The quilts in Kaleidoscope were made in the United States, Canada and England, mostly during the 19th century. They were used as bedding, as lap robes and slumber throws, and as fancy piano covers in Victorian parlours. Most of these quilts are now orphans, their makers unknown, their ancestry obscure. The social messages they carried when they were made – who made them and why, for whom and under what circumstances – have evaporated, leaving behind elaborate kaleidoscopes of colour.
Carole and Howard Tanenbaum are art collectors, and they acquired these quilts because of how they look – in other words, as art.
“The first quilt we saw that we couldn’t live without was a crazy quilt at an antique dealer’s store in Stratford,” says Carole Tanenbaum. “I love texture and I also love randomness and I was immediately attracted to it. "
“We never deliberately set out to have a quilt collection, but one year we bought one and then the next year we saw three we loved, and pretty soon there we were with a quilt collection.”
Related Programs and Events
Lecture: Collecting Quilts with Adrienne Hood
Wednesday March 10, 6:30 pm
Properly observed, a quilt can tell us a lot about its maker and user. A collection of quilts reveals even more. Textile expert, Adrienne Hood will explore the idea of quilts as historical objects.
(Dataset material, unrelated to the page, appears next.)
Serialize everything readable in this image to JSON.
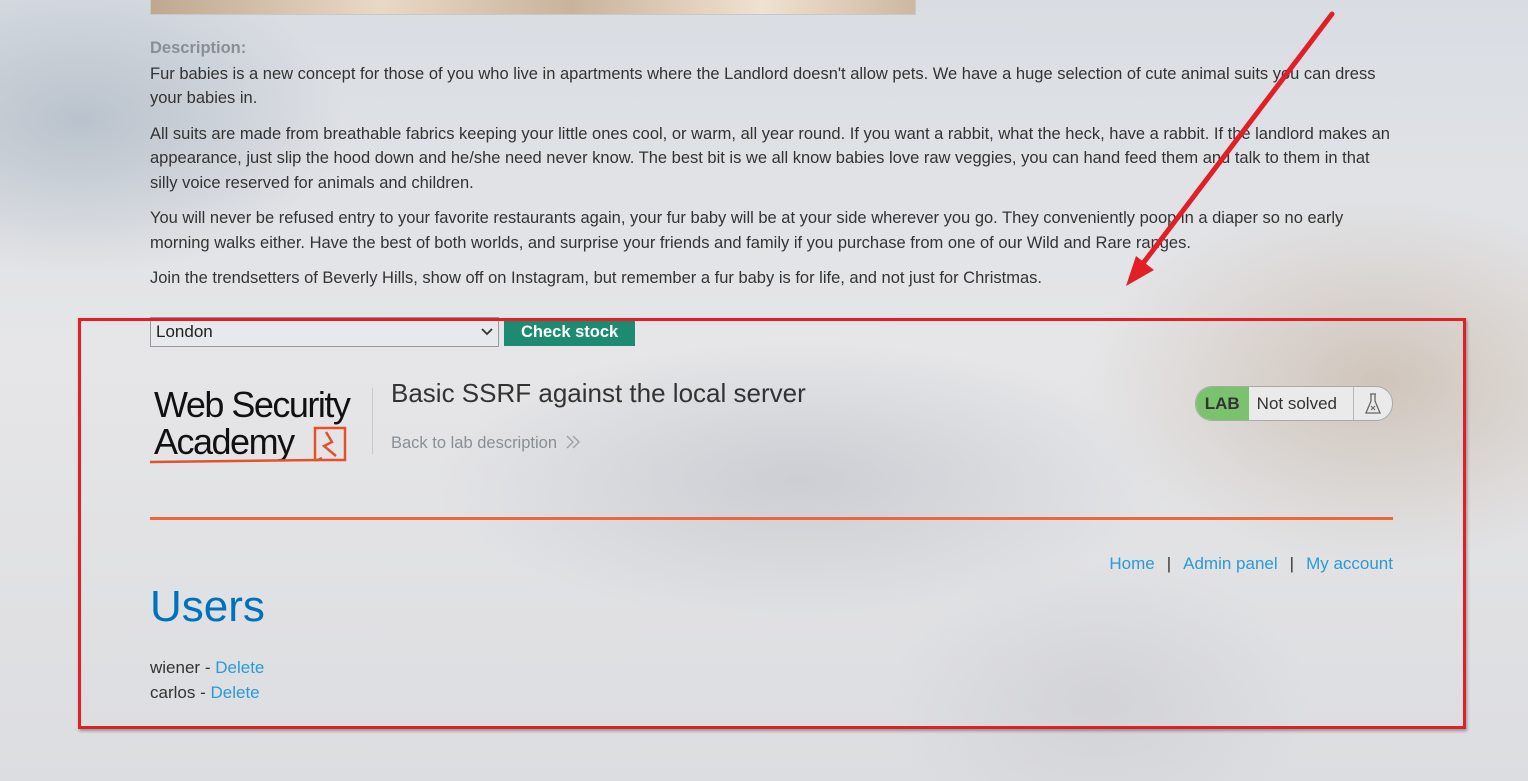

Hood is a Professor of History at the University of Toronto and was formerly a Curator of Textiles at the ROM.
Free for TMC Members and Full-time students, Non-members $12.
Advance tickets may be purchased in person at the TMC's front desk. Please arrive early, seating is limited.
March Break Drop-In Program: Quilting across the Generations
Monday March 15, Wednesday March 17, Friday March 19, 1:00 - 4:00 pm
Children and their care-givers are invited to draw inspiration from Kaleidoscope and design their own unique quilt. Children will create a quilt block to take home, or to leave at the museum to be displayed in fibrespace. For ages 7 and up.
Free with admission.